AIM OF THE TASK: Select all lines holding the word "Speaker" from the entries that follow.

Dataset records
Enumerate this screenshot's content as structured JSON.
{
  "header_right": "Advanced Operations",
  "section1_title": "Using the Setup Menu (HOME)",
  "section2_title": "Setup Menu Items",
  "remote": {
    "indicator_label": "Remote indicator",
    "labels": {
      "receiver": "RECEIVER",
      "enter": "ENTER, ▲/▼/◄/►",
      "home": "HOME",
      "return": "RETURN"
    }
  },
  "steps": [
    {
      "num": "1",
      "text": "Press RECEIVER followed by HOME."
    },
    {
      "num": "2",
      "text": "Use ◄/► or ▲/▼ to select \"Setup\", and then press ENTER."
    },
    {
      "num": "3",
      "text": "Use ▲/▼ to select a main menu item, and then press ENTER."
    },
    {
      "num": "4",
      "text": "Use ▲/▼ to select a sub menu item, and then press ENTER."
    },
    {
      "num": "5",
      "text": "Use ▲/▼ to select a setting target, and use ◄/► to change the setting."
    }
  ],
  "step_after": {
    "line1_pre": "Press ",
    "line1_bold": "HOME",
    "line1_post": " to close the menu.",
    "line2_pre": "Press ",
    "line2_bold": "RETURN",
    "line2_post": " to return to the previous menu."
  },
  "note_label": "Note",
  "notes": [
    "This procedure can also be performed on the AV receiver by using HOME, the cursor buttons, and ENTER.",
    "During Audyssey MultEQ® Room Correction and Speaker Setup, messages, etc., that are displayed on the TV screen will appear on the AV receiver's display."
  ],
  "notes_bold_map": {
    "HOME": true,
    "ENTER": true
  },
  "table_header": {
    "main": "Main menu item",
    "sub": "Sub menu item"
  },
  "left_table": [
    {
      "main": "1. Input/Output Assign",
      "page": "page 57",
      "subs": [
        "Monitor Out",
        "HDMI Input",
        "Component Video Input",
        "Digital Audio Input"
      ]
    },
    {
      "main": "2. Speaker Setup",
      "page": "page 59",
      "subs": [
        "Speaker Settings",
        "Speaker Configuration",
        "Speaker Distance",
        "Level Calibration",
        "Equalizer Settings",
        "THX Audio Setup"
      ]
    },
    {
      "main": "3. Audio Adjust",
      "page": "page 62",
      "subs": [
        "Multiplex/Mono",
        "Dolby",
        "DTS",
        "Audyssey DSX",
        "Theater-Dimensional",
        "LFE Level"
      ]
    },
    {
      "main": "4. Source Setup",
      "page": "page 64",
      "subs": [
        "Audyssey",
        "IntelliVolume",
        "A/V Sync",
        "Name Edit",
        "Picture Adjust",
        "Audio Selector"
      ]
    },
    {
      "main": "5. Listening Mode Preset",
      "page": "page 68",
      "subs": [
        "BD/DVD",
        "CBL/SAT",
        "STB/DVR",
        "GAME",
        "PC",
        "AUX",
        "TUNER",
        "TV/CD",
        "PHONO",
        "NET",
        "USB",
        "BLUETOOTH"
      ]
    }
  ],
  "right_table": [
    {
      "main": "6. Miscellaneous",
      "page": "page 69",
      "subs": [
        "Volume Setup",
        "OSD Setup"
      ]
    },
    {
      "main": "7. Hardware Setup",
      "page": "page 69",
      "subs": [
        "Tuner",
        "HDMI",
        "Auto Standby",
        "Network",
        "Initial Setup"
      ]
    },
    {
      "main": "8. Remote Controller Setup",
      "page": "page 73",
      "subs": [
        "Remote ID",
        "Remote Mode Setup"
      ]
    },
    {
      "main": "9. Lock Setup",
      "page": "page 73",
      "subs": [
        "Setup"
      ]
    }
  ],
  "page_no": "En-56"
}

OUTPUT FOR THIS EXERCISE:
    "During Audyssey MultEQ® Room Correction and Speaker Setup, messages, etc., that are displayed on the TV screen will appear on the AV receiver's display."
      "main": "2. Speaker Setup",
        "Speaker Settings",
        "Speaker Configuration",
        "Speaker Distance",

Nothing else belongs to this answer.